Don’t make waves
Jon learned this proverb from his mother when he was in elementary school. He thinks his mom was taught the saying by her parents, who are from Japan. Jon said that the first time his mom used the proverb with him was when he was in third grade and tried to be different from everyone else in his class by dying his hair red. His teachers reprimanded him and said that hairstyle was not acceptable. Later on when Jons mom was explaining to him why he could not have red hair at school, she used the proverb to say that standing out too much can be a bad thing. In this context, the proverb is used to reinforce the school policy and help Jon follow the rules. The proverb is not meant to be harsh. Instead, it is a cautionary means of reminding someone that there can be consequences for choosing to go against the grain of society.

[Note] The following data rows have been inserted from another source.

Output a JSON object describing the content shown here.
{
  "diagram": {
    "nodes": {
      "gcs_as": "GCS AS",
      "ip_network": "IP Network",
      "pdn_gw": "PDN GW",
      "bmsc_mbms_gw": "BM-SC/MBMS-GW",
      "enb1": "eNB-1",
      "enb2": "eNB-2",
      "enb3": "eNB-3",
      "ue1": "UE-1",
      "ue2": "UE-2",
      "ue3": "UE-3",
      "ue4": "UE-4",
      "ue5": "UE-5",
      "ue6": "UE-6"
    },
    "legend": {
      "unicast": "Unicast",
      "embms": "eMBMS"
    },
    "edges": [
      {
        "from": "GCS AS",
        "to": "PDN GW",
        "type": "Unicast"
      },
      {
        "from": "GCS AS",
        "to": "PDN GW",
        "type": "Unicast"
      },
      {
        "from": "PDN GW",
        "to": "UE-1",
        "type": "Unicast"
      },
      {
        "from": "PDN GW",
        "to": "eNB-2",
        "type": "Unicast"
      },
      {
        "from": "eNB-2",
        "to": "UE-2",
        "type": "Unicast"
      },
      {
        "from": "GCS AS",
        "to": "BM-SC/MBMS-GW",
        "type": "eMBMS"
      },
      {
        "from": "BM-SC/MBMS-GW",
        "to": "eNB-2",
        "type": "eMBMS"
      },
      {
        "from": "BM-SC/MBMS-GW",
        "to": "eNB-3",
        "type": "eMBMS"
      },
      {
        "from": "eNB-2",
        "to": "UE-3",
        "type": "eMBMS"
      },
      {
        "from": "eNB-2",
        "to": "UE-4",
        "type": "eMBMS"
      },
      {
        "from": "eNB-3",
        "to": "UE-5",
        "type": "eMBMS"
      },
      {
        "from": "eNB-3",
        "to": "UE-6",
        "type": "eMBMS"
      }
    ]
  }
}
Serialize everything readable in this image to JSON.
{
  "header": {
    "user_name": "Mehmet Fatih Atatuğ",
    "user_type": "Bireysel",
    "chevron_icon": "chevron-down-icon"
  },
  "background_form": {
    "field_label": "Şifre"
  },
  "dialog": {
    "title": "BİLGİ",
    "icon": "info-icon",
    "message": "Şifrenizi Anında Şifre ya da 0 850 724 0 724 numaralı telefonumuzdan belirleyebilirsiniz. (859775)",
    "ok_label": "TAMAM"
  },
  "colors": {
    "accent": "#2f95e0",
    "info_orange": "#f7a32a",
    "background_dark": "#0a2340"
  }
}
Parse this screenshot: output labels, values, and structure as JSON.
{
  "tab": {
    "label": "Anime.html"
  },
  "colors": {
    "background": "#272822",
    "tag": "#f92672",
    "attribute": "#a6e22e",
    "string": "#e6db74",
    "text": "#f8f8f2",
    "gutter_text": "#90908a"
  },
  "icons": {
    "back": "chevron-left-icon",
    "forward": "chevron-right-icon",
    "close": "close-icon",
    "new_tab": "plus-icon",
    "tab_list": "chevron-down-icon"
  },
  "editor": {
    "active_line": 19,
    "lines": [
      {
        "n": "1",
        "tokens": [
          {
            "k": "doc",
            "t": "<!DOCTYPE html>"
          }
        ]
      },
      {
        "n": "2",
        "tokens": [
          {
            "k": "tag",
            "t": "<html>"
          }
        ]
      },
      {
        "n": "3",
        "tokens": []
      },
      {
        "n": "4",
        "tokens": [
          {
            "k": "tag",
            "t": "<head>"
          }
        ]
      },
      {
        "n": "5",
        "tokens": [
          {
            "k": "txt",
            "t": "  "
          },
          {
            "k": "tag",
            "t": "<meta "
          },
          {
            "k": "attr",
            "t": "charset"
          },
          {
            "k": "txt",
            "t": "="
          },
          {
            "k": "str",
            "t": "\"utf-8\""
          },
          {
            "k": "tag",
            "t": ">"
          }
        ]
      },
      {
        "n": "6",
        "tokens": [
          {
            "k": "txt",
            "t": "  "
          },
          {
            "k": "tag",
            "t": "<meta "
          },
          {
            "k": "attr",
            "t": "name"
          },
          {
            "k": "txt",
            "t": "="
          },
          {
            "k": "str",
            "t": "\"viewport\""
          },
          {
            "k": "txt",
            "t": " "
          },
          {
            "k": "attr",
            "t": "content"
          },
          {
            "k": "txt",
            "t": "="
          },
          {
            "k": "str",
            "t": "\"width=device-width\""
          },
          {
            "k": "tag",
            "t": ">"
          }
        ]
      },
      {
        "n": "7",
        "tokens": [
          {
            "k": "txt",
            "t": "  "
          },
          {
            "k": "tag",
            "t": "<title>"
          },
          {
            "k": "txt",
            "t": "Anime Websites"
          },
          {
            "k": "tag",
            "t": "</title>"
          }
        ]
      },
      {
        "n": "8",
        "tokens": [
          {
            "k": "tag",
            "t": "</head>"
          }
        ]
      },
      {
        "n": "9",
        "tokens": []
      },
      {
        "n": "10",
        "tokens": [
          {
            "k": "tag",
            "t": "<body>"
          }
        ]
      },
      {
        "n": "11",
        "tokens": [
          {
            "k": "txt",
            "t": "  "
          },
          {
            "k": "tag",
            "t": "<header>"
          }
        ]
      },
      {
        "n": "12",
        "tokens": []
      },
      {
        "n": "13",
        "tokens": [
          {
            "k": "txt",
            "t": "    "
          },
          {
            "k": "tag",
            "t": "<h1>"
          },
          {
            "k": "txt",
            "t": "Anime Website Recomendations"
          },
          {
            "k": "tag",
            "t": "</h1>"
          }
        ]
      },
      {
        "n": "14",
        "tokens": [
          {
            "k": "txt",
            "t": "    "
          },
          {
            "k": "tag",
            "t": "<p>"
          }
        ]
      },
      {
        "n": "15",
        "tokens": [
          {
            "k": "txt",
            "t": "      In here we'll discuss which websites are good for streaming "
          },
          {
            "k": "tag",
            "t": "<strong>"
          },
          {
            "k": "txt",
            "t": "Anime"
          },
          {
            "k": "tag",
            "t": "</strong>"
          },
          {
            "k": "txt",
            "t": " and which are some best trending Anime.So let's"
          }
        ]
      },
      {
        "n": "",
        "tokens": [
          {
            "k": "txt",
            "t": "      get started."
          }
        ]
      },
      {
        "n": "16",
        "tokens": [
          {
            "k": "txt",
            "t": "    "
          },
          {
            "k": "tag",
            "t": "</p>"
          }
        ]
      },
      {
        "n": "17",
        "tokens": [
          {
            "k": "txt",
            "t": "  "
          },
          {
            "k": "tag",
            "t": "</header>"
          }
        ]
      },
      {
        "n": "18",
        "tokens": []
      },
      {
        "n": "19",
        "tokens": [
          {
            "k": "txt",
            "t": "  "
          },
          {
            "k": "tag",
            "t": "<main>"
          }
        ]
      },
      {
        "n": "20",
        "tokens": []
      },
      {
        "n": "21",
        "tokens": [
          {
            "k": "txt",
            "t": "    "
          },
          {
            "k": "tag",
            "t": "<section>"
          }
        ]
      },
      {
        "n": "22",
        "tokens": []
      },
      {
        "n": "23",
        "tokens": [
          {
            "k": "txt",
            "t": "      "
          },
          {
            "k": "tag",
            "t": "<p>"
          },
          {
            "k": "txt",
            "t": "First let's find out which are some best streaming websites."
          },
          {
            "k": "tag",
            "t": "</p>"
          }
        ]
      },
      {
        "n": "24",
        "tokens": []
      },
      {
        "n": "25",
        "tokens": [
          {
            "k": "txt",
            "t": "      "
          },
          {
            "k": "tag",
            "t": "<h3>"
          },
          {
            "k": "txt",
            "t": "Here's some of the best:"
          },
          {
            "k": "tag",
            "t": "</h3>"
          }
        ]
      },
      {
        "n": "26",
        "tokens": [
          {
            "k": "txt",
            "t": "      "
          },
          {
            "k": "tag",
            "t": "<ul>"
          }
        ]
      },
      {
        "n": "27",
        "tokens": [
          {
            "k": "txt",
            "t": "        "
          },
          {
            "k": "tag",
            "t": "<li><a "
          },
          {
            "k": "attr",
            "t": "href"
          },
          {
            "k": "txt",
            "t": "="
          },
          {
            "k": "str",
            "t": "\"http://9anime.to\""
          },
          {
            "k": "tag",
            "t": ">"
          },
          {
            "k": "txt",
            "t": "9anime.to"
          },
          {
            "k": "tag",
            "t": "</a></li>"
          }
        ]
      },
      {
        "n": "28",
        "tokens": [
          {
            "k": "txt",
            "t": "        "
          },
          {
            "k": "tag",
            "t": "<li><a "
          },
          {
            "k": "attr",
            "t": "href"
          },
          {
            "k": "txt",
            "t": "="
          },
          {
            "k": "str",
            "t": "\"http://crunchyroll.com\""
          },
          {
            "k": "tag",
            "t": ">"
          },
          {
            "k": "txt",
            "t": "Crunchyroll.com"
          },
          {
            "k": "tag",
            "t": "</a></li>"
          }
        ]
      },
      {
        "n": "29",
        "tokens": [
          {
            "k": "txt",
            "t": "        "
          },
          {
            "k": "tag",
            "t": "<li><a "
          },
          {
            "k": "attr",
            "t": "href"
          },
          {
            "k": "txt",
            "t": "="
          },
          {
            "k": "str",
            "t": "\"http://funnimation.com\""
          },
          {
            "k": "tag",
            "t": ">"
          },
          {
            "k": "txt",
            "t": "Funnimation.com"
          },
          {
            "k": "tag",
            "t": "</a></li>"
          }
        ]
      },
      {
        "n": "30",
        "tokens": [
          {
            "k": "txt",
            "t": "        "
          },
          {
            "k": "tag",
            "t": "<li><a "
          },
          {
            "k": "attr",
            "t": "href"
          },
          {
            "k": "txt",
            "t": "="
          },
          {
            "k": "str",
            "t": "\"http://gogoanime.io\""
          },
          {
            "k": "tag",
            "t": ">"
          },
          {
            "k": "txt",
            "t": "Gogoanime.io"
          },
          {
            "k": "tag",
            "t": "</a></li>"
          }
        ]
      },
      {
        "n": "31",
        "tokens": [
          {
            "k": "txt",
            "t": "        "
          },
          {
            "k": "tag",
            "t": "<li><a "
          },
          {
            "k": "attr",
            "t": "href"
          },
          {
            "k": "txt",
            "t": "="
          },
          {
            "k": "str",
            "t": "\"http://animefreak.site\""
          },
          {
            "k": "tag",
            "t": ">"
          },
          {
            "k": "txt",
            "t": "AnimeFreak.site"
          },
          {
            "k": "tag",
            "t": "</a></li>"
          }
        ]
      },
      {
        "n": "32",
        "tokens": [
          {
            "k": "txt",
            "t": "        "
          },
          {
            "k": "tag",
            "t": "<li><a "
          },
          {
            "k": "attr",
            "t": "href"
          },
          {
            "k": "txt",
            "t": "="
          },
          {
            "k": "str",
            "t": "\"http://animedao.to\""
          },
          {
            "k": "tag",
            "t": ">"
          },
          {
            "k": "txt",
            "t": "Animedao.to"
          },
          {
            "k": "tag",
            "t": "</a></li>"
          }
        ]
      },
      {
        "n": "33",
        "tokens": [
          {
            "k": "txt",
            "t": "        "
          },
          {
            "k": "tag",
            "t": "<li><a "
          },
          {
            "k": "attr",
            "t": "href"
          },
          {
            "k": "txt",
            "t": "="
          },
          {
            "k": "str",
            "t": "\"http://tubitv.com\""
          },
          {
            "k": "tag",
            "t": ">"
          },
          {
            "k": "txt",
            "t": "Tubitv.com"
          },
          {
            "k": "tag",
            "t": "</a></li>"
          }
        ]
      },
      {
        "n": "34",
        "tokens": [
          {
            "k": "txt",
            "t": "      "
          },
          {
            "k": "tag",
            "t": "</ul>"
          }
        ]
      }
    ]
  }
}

I heard Jon use this proverb when he was talking with a friend who was complaining about a math class. Jons friend wanted to rebel against the teacher, but Jon advised him not to make waves because his friend was the only one who was standing up against the teacher. For Jon, the proverb was appropriate to use because it expresses the dangers of separating oneself too much from the crowd. Though it is important to establish a unique identity, Jon felt that sticking out too much can lead to social stigmatization and punishment.
I think that this proverb may have more relevance for Jon because of his Japanese heritage. Japanese culture has traditionally emphasized the importance of values like respect and cooperation, as well as social harmony and a strong familial bond. Unlike many Western civilizations, Japan does not place as much importance on the individual, and instead focuses on society as a whole. Therefore, it seems much more likely that someone raised in a Japanese household would be more likely to use this proverb and derive meaning from it than someone raised in Western Europe of the United States.
Examples of this proverb can be seen in almost form of literature or film, since many pieces of art and writing deal with the negative repercussions of anti-conformity. For instance, in the novel Brave New World by Aldous Huxley, John the savage is shunned by society for his resistance to adopt a civilized way of life. In the end, John can no longer tolerate being a social pariah and kills himself. Though it is an extreme example, Johns character shows how making waves in society can often have negative consequences that can be very difficult to overcome.